Segment Open

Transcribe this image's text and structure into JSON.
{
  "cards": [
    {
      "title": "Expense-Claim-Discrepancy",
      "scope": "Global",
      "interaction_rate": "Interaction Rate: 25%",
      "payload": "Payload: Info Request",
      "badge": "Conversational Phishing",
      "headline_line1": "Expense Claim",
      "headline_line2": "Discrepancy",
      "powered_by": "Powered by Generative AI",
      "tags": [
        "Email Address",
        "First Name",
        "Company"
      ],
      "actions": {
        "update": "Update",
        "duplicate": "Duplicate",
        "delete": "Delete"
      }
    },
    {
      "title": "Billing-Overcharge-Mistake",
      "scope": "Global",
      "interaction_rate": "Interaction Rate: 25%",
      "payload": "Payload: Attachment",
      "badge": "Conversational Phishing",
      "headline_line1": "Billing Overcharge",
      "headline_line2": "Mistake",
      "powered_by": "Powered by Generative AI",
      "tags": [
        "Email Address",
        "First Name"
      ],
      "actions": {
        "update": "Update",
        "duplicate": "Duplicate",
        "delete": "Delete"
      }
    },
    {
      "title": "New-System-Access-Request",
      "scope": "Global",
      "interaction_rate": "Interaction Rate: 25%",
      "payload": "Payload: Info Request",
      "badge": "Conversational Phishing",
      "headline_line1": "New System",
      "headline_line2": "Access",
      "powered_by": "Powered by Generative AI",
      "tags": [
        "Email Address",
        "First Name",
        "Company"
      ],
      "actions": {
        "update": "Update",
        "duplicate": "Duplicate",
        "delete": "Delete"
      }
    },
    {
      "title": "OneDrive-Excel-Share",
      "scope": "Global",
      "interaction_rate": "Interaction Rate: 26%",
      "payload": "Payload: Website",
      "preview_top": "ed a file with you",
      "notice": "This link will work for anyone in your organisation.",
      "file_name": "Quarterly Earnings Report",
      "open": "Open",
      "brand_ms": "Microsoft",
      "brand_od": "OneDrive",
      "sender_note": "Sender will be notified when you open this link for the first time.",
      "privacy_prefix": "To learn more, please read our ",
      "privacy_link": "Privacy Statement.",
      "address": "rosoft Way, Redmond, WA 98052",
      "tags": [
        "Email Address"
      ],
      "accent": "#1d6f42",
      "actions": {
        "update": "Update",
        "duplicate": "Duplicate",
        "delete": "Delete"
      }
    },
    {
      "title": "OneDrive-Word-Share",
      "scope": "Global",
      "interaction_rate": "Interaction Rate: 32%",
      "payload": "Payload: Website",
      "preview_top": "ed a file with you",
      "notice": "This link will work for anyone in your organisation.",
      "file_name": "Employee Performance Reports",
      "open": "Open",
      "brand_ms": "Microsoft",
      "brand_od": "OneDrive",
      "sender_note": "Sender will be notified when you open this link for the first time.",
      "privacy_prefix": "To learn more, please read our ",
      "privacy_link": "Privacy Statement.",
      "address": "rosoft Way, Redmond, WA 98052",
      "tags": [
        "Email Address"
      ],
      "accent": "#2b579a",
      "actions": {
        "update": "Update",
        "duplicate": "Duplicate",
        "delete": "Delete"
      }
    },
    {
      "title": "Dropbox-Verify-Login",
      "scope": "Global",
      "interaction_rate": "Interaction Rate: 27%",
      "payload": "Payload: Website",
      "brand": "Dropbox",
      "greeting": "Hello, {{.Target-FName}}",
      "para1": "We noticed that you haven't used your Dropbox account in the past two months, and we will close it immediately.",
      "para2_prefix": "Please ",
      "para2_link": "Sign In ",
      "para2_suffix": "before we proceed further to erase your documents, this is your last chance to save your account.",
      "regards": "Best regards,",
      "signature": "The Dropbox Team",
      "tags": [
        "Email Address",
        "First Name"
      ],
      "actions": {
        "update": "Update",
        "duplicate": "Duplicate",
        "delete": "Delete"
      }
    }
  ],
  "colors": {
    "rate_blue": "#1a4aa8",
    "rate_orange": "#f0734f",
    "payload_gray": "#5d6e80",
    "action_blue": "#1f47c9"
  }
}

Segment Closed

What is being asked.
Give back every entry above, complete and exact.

Problem solution.
Transcribe this image's text and structure into JSON.
{
  "cards": [
    {
      "title": "Expense-Claim-Discrepancy",
      "scope": "Global",
      "interaction_rate": "Interaction Rate: 25%",
      "payload": "Payload: Info Request",
      "badge": "Conversational Phishing",
      "headline_line1": "Expense Claim",
      "headline_line2": "Discrepancy",
      "powered_by": "Powered by Generative AI",
      "tags": [
        "Email Address",
        "First Name",
        "Company"
      ],
      "actions": {
        "update": "Update",
        "duplicate": "Duplicate",
        "delete": "Delete"
      }
    },
    {
      "title": "Billing-Overcharge-Mistake",
      "scope": "Global",
      "interaction_rate": "Interaction Rate: 25%",
      "payload": "Payload: Attachment",
      "badge": "Conversational Phishing",
      "headline_line1": "Billing Overcharge",
      "headline_line2": "Mistake",
      "powered_by": "Powered by Generative AI",
      "tags": [
        "Email Address",
        "First Name"
      ],
      "actions": {
        "update": "Update",
        "duplicate": "Duplicate",
        "delete": "Delete"
      }
    },
    {
      "title": "New-System-Access-Request",
      "scope": "Global",
      "interaction_rate": "Interaction Rate: 25%",
      "payload": "Payload: Info Request",
      "badge": "Conversational Phishing",
      "headline_line1": "New System",
      "headline_line2": "Access",
      "powered_by": "Powered by Generative AI",
      "tags": [
        "Email Address",
        "First Name",
        "Company"
      ],
      "actions": {
        "update": "Update",
        "duplicate": "Duplicate",
        "delete": "Delete"
      }
    },
    {
      "title": "OneDrive-Excel-Share",
      "scope": "Global",
      "interaction_rate": "Interaction Rate: 26%",
      "payload": "Payload: Website",
      "preview_top": "ed a file with you",
      "notice": "This link will work for anyone in your organisation.",
      "file_name": "Quarterly Earnings Report",
      "open": "Open",
      "brand_ms": "Microsoft",
      "brand_od": "OneDrive",
      "sender_note": "Sender will be notified when you open this link for the first time.",
      "privacy_prefix": "To learn more, please read our ",
      "privacy_link": "Privacy Statement.",
      "address": "rosoft Way, Redmond, WA 98052",
      "tags": [
        "Email Address"
      ],
      "accent": "#1d6f42",
      "actions": {
        "update": "Update",
        "duplicate": "Duplicate",
        "delete": "Delete"
      }
    },
    {
      "title": "OneDrive-Word-Share",
      "scope": "Global",
      "interaction_rate": "Interaction Rate: 32%",
      "payload": "Payload: Website",
      "preview_top": "ed a file with you",
      "notice": "This link will work for anyone in your organisation.",
      "file_name": "Employee Performance Reports",
      "open": "Open",
      "brand_ms": "Microsoft",
      "brand_od": "OneDrive",
      "sender_note": "Sender will be notified when you open this link for the first time.",
      "privacy_prefix": "To learn more, please read our ",
      "privacy_link": "Privacy Statement.",
      "address": "rosoft Way, Redmond, WA 98052",
      "tags": [
        "Email Address"
      ],
      "accent": "#2b579a",
      "actions": {
        "update": "Update",
        "duplicate": "Duplicate",
        "delete": "Delete"
      }
    },
    {
      "title": "Dropbox-Verify-Login",
      "scope": "Global",
      "interaction_rate": "Interaction Rate: 27%",
      "payload": "Payload: Website",
      "brand": "Dropbox",
      "greeting": "Hello, {{.Target-FName}}",
      "para1": "We noticed that you haven't used your Dropbox account in the past two months, and we will close it immediately.",
      "para2_prefix": "Please ",
      "para2_link": "Sign In ",
      "para2_suffix": "before we proceed further to erase your documents, this is your last chance to save your account.",
      "regards": "Best regards,",
      "signature": "The Dropbox Team",
      "tags": [
        "Email Address",
        "First Name"
      ],
      "actions": {
        "update": "Update",
        "duplicate": "Duplicate",
        "delete": "Delete"
      }
    }
  ],
  "colors": {
    "rate_blue": "#1a4aa8",
    "rate_orange": "#f0734f",
    "payload_gray": "#5d6e80",
    "action_blue": "#1f47c9"
  }
}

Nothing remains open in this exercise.